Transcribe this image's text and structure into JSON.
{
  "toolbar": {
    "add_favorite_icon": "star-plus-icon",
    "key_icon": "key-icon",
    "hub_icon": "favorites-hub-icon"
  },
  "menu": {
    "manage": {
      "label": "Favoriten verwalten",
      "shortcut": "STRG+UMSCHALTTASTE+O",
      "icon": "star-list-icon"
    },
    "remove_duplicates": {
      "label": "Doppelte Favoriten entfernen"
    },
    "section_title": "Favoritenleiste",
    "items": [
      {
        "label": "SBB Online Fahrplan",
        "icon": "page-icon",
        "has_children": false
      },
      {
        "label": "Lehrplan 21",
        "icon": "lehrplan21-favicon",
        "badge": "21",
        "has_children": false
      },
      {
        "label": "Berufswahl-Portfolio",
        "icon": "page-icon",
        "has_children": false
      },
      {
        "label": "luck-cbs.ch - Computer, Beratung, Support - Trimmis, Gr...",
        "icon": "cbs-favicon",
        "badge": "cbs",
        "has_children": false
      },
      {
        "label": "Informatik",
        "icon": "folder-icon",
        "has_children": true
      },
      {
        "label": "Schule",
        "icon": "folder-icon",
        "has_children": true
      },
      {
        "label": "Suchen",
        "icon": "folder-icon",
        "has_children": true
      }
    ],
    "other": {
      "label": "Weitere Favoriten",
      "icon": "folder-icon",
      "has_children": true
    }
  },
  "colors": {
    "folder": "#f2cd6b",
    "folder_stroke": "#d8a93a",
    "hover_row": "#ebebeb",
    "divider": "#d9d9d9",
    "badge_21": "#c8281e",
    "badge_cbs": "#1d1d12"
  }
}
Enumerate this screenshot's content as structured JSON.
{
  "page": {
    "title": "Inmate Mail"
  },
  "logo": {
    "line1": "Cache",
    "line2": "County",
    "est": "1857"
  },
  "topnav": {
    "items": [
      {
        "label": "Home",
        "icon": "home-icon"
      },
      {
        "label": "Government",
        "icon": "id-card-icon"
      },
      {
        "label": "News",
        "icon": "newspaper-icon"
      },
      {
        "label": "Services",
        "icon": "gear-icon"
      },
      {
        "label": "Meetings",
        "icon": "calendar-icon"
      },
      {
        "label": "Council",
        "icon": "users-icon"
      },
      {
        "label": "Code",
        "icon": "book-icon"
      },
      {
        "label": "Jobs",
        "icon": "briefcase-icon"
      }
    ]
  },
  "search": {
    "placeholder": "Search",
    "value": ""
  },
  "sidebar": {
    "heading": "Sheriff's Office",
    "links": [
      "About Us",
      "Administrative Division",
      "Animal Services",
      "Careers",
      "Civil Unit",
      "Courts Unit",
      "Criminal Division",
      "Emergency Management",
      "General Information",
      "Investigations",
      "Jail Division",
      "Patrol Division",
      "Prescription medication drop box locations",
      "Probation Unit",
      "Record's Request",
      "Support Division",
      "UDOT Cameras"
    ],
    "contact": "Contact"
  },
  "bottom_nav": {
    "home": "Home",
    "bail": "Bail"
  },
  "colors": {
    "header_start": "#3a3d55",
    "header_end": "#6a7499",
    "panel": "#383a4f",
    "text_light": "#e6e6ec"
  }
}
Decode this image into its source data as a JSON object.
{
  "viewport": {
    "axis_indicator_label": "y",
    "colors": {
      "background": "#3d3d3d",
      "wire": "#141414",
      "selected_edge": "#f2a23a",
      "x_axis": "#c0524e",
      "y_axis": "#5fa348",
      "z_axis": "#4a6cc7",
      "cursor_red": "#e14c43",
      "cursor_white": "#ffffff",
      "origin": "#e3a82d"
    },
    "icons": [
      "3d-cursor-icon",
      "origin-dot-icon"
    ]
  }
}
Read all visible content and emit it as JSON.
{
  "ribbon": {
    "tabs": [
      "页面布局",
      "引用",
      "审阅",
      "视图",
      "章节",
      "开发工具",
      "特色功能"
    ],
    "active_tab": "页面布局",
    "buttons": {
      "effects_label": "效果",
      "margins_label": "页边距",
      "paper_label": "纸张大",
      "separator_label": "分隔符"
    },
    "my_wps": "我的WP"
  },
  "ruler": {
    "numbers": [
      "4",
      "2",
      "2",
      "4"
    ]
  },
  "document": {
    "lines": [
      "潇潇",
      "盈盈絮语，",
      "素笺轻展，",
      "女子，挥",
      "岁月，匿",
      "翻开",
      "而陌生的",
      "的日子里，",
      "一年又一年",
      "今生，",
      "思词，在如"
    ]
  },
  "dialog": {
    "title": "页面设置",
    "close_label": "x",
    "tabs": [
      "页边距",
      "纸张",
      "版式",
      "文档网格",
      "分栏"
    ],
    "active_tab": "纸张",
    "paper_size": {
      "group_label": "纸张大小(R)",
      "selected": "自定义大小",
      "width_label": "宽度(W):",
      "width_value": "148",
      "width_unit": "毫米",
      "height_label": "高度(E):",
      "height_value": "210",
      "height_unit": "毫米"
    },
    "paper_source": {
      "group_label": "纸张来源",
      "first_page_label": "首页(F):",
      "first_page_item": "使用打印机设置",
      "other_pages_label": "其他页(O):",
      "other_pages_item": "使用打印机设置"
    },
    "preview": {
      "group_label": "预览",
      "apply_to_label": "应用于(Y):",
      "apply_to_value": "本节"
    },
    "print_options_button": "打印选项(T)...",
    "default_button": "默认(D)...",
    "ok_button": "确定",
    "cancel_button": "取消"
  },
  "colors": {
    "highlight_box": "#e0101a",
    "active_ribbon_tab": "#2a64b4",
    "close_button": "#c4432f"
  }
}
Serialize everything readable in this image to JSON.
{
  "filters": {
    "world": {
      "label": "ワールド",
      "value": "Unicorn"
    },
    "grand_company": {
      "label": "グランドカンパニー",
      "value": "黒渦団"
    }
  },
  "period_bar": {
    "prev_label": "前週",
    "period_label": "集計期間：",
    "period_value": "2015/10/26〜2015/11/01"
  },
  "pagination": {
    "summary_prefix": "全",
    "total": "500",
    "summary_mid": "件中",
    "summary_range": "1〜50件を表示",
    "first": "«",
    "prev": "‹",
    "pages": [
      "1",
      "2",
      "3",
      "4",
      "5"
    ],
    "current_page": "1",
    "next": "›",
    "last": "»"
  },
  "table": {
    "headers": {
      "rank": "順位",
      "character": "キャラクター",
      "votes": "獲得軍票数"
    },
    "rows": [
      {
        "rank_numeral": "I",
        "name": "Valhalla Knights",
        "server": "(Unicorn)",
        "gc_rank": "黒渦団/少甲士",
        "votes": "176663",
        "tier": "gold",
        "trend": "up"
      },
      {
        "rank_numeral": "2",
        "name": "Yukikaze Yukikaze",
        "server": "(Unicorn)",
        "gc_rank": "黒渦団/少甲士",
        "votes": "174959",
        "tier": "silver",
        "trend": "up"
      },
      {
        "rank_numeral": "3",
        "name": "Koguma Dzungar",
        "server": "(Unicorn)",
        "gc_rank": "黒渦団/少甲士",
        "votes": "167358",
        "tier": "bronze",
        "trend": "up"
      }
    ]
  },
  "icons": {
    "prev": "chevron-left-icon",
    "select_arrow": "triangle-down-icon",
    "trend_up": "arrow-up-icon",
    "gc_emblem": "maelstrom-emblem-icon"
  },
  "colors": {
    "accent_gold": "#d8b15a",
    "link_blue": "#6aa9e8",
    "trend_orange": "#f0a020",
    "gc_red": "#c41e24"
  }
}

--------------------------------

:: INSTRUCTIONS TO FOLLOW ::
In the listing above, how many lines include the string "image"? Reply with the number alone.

:: REPLY ::
3